By Vanessa Orr

Now that cannabinoids, both psychoactive (THC) and non-psychoactive (CBD, CBG,THCA,CBN, etc.), have been made available to seniors with certain medical conditions, studies have shown that it can help to manage issues related to aging including chronic arthritic pain, anxiety and insomnia. And while the hope is that it can someday be used to help those diagnosed with Alzheimer’s disease and other dementia, not enough research has been done in the United States to verify its use for dementia treatment.

“There have been studies that underscore the way that cannabinoids can help with agitation, anxiety and insomnia, all of which can accompany dementia, and there is also observational data showing that cannabinoids help, but randomized prospective controlled trials have not been done,” explained Melanie K. Bone, MD, FACOG, director, Medical Cannabinoid Therapies, MorseLife Health System and clinical affiliate assistant professor, Charles E. Schmidt College of Medicine, Florida Atlantic University. “For some scientists, this is the gold standard to prove that it might work, and the rest is considered anecdotal.”

While there has been one US-based preclinical study in mice demonstrating that THC can reverse some of the decline related to dementia, it has not yet been proven in humans, according to Dr. Bone, who notes that in Israel, research about using cannabis for dementia is ongoing.

She adds that until 2021, all cannabis used for studies in the U.S. had to be obtained from one source, the University of Mississippi, and though the DEA now permits approved private growers to supply products to facilitate studies, institutional review boards (IRBs) have to approve all human studies looking at safety parameters.

“I had such a study, but the IRB raised legitimate concerns about dizziness and falls since the study was going to be on a locked memory care unit where falls already happen with more frequency than elsewhere, and it would be difficult with a small study to determine if the intervention caused more falls,” said Dr. Bone. “Additionally, the patients were unable to provide informed consent so it was up to the families who may or may not have wanted their loved ones to participate.”

Though Dr. Bone’s study was finally approved, the number of patients available to take part in the study has decreased during the interim, making the number of patients she was going to study too few to make any substantive conclusions.

As the director of medical cannabinoid therapies at MorseLife Health System, Dr. Bone continues her research into the use of cannabis for residents and those using the health system for palliative and hospice care and affiliated therapies.
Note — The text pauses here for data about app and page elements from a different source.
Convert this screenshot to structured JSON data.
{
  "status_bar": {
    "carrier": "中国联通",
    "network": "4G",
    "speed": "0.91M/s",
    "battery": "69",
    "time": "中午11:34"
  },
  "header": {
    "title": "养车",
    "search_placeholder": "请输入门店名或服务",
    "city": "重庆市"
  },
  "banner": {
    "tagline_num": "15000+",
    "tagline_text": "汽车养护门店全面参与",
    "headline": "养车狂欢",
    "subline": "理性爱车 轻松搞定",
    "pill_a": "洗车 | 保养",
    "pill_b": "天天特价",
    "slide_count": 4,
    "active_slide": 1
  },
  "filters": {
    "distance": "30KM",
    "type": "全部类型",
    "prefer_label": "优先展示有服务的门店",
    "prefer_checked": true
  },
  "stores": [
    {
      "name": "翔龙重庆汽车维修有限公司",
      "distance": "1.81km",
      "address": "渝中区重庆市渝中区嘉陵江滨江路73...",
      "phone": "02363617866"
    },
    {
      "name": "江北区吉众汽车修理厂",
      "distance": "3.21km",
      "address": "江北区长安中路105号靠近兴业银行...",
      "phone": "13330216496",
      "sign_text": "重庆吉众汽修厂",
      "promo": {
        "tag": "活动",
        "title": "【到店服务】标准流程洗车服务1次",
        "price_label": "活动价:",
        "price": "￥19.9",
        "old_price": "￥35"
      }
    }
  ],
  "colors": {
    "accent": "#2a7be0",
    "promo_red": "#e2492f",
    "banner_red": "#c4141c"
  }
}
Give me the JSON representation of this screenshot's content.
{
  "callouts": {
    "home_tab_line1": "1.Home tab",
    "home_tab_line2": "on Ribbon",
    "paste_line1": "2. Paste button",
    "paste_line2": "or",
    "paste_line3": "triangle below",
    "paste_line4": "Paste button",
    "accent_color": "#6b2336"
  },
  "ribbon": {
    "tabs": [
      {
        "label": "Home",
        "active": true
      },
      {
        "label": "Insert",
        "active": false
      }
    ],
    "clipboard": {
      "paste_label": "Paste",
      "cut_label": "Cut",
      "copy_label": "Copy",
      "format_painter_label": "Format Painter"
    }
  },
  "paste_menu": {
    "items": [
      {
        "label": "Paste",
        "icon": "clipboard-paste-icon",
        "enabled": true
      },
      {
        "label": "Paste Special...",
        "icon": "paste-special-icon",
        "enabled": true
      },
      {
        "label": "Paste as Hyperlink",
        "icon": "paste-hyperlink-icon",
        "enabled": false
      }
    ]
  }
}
MorseLife is the only senior care provider authorized by the state of Florida to offer cannabis-based therapies in a variety of care settings as part of a pilot program.

Those using THC-containing products at MorseLife must have a medical marijuana card, order and pay for it themselves and self-administer the product. Those who use CBD only can have it administered with their regular medications, provided that Dr. Bone writes the orders and follows their progress.

“At MorseLife, we have had the same success that is typical for cannabis use by patients in my private practice and elsewhere—it seems to help people about 70 percent of the time,” said Dr. Bone. “The rest stop for a few reasons: either it is not working well enough, it is too hard to navigate the system or the expense is too much.

“We could make it better if we figured out a way to mainstream cannabis and get it covered by insurance,” she added. At this time, no federal funds will cover resources associated with cannabis-based therapies including those for medical marijuana patients.

Dr. Bone notes that after doing this type of work since 2016, while not all patients with dementia have an overwhelmingly positive change with cannabinoids, there is little to no downside to trying it.

“There may be rare gastrointestinal upset, and in some cases, patients have had difficulty with swallowing or chewing the products which has led to the need to stop, but the underlying ailment did not get worse,” she said.

Dr. Bone adds that senior patients do need a lot of guidance to get to efficacy without side effects, and sometimes become frustrated when the first recommendation is not the perfect one.

“Because their metabolism is changing and they are often on many other medications, it is imperative to take the time to try to determine possible drug-drug interactions and risk of dizziness, falling, and impaired perception, especially if they are dosing themselves,” she said.

“Usually, the older the patient, the more challenging it can be to initiate a new intervention, including cannabis. In addition, if there is age-related cognitive impairment, it can add to the challenge,” she continued. “But many seniors are still sharp and do very well with cannabis.”